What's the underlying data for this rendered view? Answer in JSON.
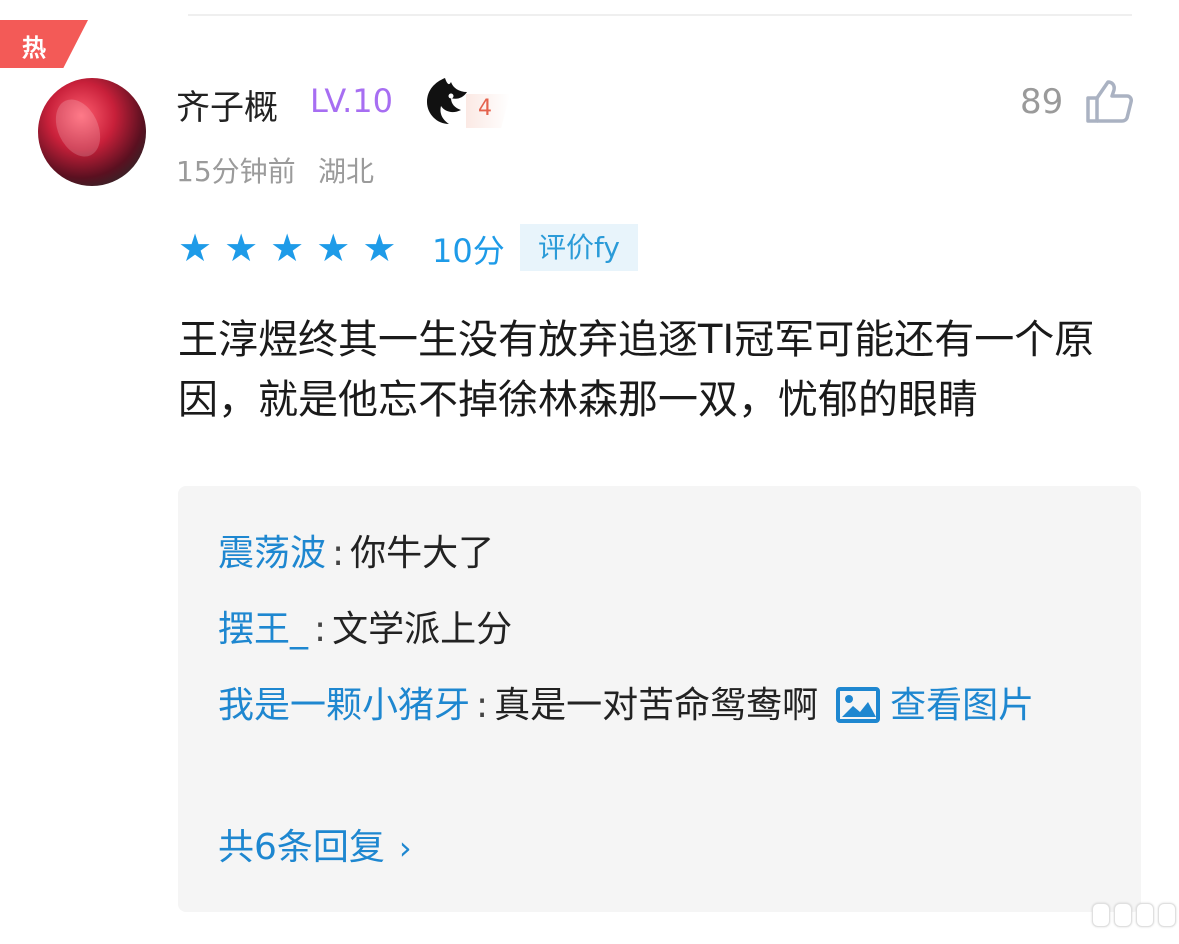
{
  "badge": {
    "label": "热"
  },
  "comment": {
    "author": "齐子概",
    "level": "LV.10",
    "guild_icon": "dragon-emblem-icon",
    "guild_number": "4",
    "like_count": "89",
    "time": "15分钟前",
    "location": "湖北",
    "rating": {
      "stars": 5,
      "max": 5,
      "score_label": "10分"
    },
    "review_tag": "评价fy",
    "text": "王淳煜终其一生没有放弃追逐TI冠军可能还有一个原因，就是他忘不掉徐林森那一双，忧郁的眼睛"
  },
  "replies": [
    {
      "name": "震荡波",
      "colon": ":",
      "text": "你牛大了"
    },
    {
      "name": "摆王_",
      "colon": ":",
      "text": "文学派上分"
    },
    {
      "name": "我是一颗小猪牙",
      "colon": ":",
      "text": "真是一对苦命鸳鸯啊",
      "image_link": "查看图片"
    }
  ],
  "more_replies": "共6条回复",
  "colors": {
    "accent": "#1e87d0",
    "hot": "#f35a57",
    "level": "#a76ef2"
  }
}
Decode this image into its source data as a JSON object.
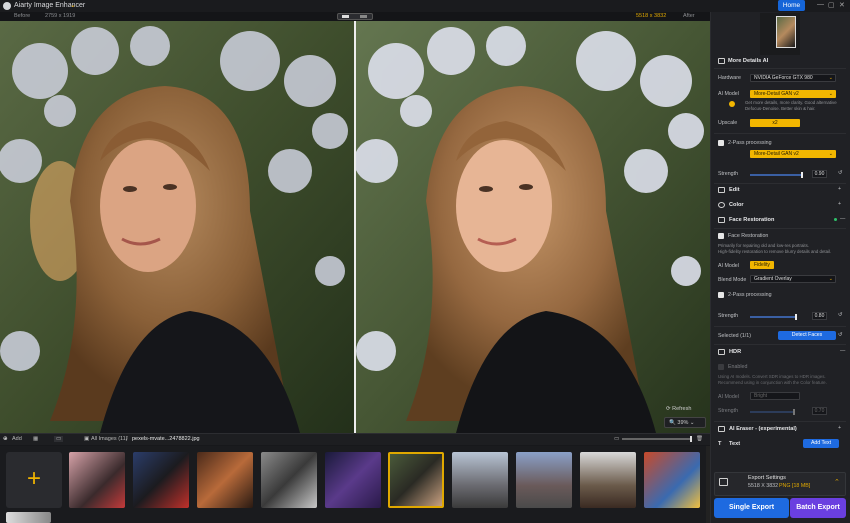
{
  "app": {
    "title": "Aiarty Image Enhancer",
    "home_label": "Home"
  },
  "preview": {
    "before_label": "Before",
    "before_size": "2759 x 1919",
    "after_size": "5518 x 3832",
    "after_label": "After",
    "refresh_label": "Refresh",
    "zoom_level": "39%"
  },
  "bottom": {
    "add_label": "Add",
    "all_images": "All Images (11)",
    "separator": "/",
    "current_file": "pexels-mvate...2478822.jpg"
  },
  "sidebar": {
    "more_details": {
      "title": "More Details AI",
      "hardware_label": "Hardware",
      "hardware_value": "NVIDIA GeForce GTX 980",
      "ai_model_label": "AI Model",
      "ai_model_value": "More-Detail GAN  v2",
      "model_hint_1": "Get more details, more clarity. Good alternative",
      "model_hint_2": "Defocus-Denoise. Better skin & hair.",
      "upscale_label": "Upscale",
      "upscale_value": "x2",
      "two_pass_label": "2-Pass processing",
      "two_pass_model": "More-Detail GAN  v2",
      "strength_label": "Strength",
      "strength_value": "0.90",
      "strength_fraction": 0.9
    },
    "sections": {
      "edit": "Edit",
      "color": "Color"
    },
    "face": {
      "title": "Face Restoration",
      "enable_label": "Face Restoration",
      "desc_1": "Primarily for repairing old and low-res portraits.",
      "desc_2": "High-fidelity restoration to remove blurry details and detail.",
      "ai_model_label": "AI Model",
      "ai_model_value": "Fidelity",
      "blend_label": "Blend Mode",
      "blend_value": "Gradient Overlay",
      "two_pass_label": "2-Pass processing",
      "strength_label": "Strength",
      "strength_value": "0.80",
      "strength_fraction": 0.8,
      "selected_label": "Selected (1/1)",
      "detect_label": "Detect Faces"
    },
    "hdr": {
      "title": "HDR",
      "enable_label": "Enabled",
      "desc_1": "Using AI models. Convert SDR images to HDR images.",
      "desc_2": "Recommend using in conjunction with the Color feature.",
      "mode_label": "AI Model",
      "mode_value": "Bright",
      "strength_label": "Strength",
      "strength_value": "0.70"
    },
    "eraser": {
      "title": "AI Eraser - (experimental)"
    },
    "text": {
      "title": "Text",
      "add_label": "Add Text"
    },
    "export": {
      "title": "Export Settings",
      "size": "5518 X 3832",
      "format": "PNG",
      "filesize": "[18 MB]",
      "single_label": "Single Export",
      "batch_label": "Batch Export"
    }
  },
  "colors": {
    "accent_yellow": "#f2b600",
    "accent_blue": "#1e6ae0",
    "accent_purple": "#6a3fe0"
  }
}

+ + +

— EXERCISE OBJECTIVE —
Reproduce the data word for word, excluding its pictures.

— OUTPUT —
What's the underlying data for this rendered view? Answer in JSON.
{
  "badge": {
    "label": "热"
  },
  "comment": {
    "author": "齐子概",
    "level": "LV.10",
    "guild_icon": "dragon-emblem-icon",
    "guild_number": "4",
    "like_count": "89",
    "time": "15分钟前",
    "location": "湖北",
    "rating": {
      "stars": 5,
      "max": 5,
      "score_label": "10分"
    },
    "review_tag": "评价fy",
    "text": "王淳煜终其一生没有放弃追逐TI冠军可能还有一个原因，就是他忘不掉徐林森那一双，忧郁的眼睛"
  },
  "replies": [
    {
      "name": "震荡波",
      "colon": ":",
      "text": "你牛大了"
    },
    {
      "name": "摆王_",
      "colon": ":",
      "text": "文学派上分"
    },
    {
      "name": "我是一颗小猪牙",
      "colon": ":",
      "text": "真是一对苦命鸳鸯啊",
      "image_link": "查看图片"
    }
  ],
  "more_replies": "共6条回复",
  "colors": {
    "accent": "#1e87d0",
    "hot": "#f35a57",
    "level": "#a76ef2"
  }
}
Decode this image into its source data as a JSON object.
{
  "app": {
    "title": "Aiarty Image Enhancer",
    "home_label": "Home"
  },
  "preview": {
    "before_label": "Before",
    "before_size": "2759 x 1919",
    "after_size": "5518 x 3832",
    "after_label": "After",
    "refresh_label": "Refresh",
    "zoom_level": "39%"
  },
  "bottom": {
    "add_label": "Add",
    "all_images": "All Images (11)",
    "separator": "/",
    "current_file": "pexels-mvate...2478822.jpg"
  },
  "sidebar": {
    "more_details": {
      "title": "More Details AI",
      "hardware_label": "Hardware",
      "hardware_value": "NVIDIA GeForce GTX 980",
      "ai_model_label": "AI Model",
      "ai_model_value": "More-Detail GAN  v2",
      "model_hint_1": "Get more details, more clarity. Good alternative",
      "model_hint_2": "Defocus-Denoise. Better skin & hair.",
      "upscale_label": "Upscale",
      "upscale_value": "x2",
      "two_pass_label": "2-Pass processing",
      "two_pass_model": "More-Detail GAN  v2",
      "strength_label": "Strength",
      "strength_value": "0.90",
      "strength_fraction": 0.9
    },
    "sections": {
      "edit": "Edit",
      "color": "Color"
    },
    "face": {
      "title": "Face Restoration",
      "enable_label": "Face Restoration",
      "desc_1": "Primarily for repairing old and low-res portraits.",
      "desc_2": "High-fidelity restoration to remove blurry details and detail.",
      "ai_model_label": "AI Model",
      "ai_model_value": "Fidelity",
      "blend_label": "Blend Mode",
      "blend_value": "Gradient Overlay",
      "two_pass_label": "2-Pass processing",
      "strength_label": "Strength",
      "strength_value": "0.80",
      "strength_fraction": 0.8,
      "selected_label": "Selected (1/1)",
      "detect_label": "Detect Faces"
    },
    "hdr": {
      "title": "HDR",
      "enable_label": "Enabled",
      "desc_1": "Using AI models. Convert SDR images to HDR images.",
      "desc_2": "Recommend using in conjunction with the Color feature.",
      "mode_label": "AI Model",
      "mode_value": "Bright",
      "strength_label": "Strength",
      "strength_value": "0.70"
    },
    "eraser": {
      "title": "AI Eraser - (experimental)"
    },
    "text": {
      "title": "Text",
      "add_label": "Add Text"
    },
    "export": {
      "title": "Export Settings",
      "size": "5518 X 3832",
      "format": "PNG",
      "filesize": "[18 MB]",
      "single_label": "Single Export",
      "batch_label": "Batch Export"
    }
  },
  "colors": {
    "accent_yellow": "#f2b600",
    "accent_blue": "#1e6ae0",
    "accent_purple": "#6a3fe0"
  }
}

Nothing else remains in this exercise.